Would you buy a scooter? Bird thinks so. The company is launching a new scooter that anyone can buy. The Bird One comes in black, white, and rose and is available on the company’s website for a whopping $1,300. It has a one-year warrantee and can be serviced through Bird’s centers.
The Bird One follows another scooter the company launched in April called Bird Zero. The scooter was introduced as a more robust version of its initial scooter, with weatherproof batteries and more durable parts. The company says it can last up to 10 months.
“Bird One builds on the benefits and learnings of Bird Zero and is forecasted to last in the sharing environment for well over a year. Given the excitement and demand for our next generation e-scooter, we are also making a limited supply of Bird Ones available to own. Now, whether you want to share, rent, or own, Bird provides an option for everyone,” CEO and founder Travis VanderZanden said in a prepared statement.
Bird now plans to phase out the NinebotES scooters on its platform.

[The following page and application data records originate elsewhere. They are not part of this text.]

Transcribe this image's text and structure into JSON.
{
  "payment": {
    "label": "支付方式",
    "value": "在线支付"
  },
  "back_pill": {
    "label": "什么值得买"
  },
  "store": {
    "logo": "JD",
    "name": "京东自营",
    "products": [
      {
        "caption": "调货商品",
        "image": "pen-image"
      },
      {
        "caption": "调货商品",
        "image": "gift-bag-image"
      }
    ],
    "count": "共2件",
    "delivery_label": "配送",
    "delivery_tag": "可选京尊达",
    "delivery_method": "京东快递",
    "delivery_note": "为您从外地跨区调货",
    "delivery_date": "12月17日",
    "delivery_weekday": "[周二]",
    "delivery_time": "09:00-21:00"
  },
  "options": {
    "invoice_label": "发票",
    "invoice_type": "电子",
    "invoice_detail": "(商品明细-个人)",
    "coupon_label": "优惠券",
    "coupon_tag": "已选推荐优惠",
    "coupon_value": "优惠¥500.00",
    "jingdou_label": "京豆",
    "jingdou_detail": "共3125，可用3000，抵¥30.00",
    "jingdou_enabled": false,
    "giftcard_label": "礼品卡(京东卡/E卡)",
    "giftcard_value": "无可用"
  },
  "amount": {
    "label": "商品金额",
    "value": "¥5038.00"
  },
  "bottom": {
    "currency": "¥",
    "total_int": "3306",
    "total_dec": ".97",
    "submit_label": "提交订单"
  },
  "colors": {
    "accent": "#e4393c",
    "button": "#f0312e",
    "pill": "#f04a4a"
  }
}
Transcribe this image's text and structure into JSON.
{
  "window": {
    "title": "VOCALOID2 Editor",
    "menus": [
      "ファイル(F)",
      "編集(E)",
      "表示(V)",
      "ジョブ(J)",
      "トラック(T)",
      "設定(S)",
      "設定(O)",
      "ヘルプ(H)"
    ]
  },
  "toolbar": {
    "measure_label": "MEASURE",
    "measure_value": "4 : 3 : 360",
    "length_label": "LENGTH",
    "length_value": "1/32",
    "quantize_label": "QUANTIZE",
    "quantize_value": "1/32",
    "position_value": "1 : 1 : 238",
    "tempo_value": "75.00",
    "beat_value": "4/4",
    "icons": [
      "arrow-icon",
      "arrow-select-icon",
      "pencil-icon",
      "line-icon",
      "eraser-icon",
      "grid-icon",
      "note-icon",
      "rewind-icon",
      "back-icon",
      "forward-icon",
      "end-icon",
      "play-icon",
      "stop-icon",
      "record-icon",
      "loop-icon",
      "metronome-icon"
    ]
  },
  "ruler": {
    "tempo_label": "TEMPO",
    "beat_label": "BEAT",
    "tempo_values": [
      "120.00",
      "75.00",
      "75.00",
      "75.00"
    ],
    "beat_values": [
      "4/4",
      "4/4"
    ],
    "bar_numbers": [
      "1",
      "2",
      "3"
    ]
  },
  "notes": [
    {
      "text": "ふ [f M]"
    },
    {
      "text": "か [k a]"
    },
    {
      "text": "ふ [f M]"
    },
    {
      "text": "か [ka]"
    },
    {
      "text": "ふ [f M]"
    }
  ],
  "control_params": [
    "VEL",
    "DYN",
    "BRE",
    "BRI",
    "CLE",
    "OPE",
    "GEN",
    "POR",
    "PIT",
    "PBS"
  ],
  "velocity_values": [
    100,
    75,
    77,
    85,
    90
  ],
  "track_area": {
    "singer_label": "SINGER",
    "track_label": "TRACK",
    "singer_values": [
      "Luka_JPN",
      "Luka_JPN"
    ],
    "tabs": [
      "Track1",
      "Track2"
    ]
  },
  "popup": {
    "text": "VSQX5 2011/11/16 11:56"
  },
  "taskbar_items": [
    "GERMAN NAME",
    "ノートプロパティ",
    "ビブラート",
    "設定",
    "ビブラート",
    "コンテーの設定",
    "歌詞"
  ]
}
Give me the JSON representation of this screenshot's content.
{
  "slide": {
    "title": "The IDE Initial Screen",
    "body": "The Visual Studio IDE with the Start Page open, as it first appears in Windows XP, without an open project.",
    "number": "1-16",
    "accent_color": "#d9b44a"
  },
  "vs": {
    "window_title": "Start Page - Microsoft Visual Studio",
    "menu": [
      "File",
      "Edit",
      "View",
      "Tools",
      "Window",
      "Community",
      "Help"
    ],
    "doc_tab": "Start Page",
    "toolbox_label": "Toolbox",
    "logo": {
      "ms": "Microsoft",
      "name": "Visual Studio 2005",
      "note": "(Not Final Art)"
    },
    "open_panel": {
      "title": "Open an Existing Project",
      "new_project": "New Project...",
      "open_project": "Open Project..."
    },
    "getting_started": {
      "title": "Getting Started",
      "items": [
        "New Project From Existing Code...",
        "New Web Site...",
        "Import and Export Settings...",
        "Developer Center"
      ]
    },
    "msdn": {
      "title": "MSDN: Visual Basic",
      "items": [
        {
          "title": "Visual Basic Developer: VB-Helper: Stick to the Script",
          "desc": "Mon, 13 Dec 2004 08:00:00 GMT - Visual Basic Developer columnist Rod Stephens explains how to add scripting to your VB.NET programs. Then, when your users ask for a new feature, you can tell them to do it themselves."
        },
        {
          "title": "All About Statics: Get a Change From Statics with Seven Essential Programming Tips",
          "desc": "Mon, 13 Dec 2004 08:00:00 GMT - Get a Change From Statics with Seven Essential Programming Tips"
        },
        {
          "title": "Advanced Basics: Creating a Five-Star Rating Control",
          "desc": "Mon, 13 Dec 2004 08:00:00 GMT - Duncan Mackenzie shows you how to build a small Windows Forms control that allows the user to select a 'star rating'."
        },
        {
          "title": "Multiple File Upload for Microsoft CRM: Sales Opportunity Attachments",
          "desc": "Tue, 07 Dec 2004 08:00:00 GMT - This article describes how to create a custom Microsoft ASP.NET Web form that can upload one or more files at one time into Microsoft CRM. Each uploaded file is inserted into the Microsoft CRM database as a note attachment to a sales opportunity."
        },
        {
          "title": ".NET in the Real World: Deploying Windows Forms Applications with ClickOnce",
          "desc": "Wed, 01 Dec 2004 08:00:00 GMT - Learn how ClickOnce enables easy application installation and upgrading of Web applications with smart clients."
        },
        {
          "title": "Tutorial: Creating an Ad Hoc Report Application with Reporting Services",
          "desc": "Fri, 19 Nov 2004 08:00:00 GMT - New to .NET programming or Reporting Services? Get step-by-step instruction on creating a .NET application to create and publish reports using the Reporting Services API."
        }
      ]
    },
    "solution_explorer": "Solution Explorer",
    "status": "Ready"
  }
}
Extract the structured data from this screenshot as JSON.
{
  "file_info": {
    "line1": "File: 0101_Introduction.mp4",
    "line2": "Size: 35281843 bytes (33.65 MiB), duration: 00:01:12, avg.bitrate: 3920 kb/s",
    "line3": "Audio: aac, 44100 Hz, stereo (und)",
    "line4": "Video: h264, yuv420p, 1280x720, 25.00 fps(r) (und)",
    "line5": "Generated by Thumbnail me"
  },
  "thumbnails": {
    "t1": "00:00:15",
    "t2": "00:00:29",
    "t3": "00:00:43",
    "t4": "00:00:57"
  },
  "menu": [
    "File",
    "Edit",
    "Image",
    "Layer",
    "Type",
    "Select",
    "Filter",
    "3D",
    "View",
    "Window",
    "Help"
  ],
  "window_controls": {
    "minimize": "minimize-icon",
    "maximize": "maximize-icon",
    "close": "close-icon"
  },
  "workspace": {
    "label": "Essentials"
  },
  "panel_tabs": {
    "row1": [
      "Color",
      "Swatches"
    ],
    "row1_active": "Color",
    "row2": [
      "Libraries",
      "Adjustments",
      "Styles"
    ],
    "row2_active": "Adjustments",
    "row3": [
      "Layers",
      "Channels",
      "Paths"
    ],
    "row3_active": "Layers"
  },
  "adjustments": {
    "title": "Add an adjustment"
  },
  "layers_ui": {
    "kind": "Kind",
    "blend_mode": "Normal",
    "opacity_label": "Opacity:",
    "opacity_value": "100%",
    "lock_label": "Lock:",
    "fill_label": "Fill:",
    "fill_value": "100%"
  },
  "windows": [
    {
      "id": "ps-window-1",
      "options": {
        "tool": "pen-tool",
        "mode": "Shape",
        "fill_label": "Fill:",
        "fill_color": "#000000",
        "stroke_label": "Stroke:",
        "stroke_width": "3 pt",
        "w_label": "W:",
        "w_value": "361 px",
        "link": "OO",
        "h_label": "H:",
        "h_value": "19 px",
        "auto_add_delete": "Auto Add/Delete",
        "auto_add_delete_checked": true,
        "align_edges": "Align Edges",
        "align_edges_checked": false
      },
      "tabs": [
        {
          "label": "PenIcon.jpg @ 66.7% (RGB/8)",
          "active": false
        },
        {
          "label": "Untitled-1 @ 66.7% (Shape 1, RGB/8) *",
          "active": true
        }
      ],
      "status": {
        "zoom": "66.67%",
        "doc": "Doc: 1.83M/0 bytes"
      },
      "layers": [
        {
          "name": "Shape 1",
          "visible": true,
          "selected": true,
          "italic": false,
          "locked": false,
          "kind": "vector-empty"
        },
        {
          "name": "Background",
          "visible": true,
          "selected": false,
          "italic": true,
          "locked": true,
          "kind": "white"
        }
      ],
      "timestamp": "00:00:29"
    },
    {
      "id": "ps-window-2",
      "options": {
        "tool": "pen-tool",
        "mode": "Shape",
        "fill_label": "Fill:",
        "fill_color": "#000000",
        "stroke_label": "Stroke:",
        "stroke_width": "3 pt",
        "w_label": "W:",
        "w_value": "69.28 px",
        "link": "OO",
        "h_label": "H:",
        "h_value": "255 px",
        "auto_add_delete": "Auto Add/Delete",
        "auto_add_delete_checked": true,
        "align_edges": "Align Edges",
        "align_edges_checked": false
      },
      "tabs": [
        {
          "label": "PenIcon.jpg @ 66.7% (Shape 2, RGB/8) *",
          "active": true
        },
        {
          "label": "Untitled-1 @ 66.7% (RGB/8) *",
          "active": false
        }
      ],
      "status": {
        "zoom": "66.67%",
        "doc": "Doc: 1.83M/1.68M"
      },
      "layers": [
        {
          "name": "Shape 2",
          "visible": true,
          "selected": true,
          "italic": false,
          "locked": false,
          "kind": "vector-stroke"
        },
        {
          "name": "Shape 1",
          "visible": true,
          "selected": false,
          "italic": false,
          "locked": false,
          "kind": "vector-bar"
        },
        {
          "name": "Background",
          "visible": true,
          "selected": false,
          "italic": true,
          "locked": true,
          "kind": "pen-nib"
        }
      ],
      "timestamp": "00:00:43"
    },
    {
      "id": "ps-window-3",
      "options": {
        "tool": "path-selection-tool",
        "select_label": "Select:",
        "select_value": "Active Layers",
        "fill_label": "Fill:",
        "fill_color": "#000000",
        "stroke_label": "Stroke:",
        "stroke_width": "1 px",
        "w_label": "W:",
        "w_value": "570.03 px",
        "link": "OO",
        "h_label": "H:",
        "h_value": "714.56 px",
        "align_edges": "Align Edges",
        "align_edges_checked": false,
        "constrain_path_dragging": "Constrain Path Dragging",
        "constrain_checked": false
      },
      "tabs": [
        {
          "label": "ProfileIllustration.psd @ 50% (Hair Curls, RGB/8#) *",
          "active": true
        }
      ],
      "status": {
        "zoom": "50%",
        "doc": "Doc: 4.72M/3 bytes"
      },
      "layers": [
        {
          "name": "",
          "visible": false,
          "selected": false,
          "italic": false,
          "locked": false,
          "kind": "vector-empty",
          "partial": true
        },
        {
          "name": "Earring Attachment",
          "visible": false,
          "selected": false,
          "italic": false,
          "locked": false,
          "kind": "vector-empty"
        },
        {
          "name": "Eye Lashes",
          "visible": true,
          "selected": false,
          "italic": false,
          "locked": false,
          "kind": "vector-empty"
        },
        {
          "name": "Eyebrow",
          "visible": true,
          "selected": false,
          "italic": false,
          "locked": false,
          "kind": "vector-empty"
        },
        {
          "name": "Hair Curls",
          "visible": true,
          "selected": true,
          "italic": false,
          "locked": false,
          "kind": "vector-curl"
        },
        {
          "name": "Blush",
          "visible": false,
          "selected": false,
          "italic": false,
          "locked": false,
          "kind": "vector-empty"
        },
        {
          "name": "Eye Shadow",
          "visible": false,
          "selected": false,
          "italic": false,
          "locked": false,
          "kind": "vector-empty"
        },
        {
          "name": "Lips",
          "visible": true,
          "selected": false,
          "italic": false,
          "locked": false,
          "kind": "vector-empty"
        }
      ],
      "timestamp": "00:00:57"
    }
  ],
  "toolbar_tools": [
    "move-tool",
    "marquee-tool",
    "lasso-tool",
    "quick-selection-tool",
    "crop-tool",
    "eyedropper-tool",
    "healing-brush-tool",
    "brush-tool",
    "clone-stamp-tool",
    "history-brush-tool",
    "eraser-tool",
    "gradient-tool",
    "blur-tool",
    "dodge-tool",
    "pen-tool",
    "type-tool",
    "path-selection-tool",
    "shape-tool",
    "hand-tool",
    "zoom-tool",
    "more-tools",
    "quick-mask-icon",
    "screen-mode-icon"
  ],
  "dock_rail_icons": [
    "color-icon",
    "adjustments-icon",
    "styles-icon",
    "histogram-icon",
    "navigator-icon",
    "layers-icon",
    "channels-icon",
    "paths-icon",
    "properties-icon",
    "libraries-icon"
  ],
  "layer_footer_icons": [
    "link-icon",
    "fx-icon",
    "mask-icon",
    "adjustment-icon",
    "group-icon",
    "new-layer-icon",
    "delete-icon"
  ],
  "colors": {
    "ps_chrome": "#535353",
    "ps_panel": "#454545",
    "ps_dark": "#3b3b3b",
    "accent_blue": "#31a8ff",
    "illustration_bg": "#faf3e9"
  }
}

In the past, Bird has worked with both Xiaomi and Ninebot to source its scooters.
Bird One and Bird Zero are emerging amid questions about the company’s economics. Bird seems to have too closely hewed to the Silicon Valley adage fail fast. Its scooters were apparently failing too fast. According to city data from Louisville, KY, and an analysis by Quartz, Bird’s scooters had an average life span of less than a month. With its cheap rental rates, Bird appeared to be taking a big loss on its scooters. It’s no surprise the focus of both new scooters is longevity.
But this announcement isn’t just about long-lasting scooters; it’s about a business model expansion. Bird is now a vehicle manufacturer and seller. The move also allows it to get more scooters on the road even in undeveloped markets. Depending on whether there is demand for such a thing (Bird says that its own data indicates there is), scooter sales could be fairly lucrative for the company.
Already, Bird offers inspired entrepreneurs the opportunity to essentially franchise their own fleet of Bird scooters (in exchange for paying all the upfront costs to buy the scooters and paying Bird a 20% commission on rides).
Vandalism remains a dark stain on the scooter industry, and the threat of it might keep people from owning and renting out their scooters (not to mention the hefty price).
Correction: This post has been updated to clarify that the new scooters are only meant for personal use, not to be rented back on the platform.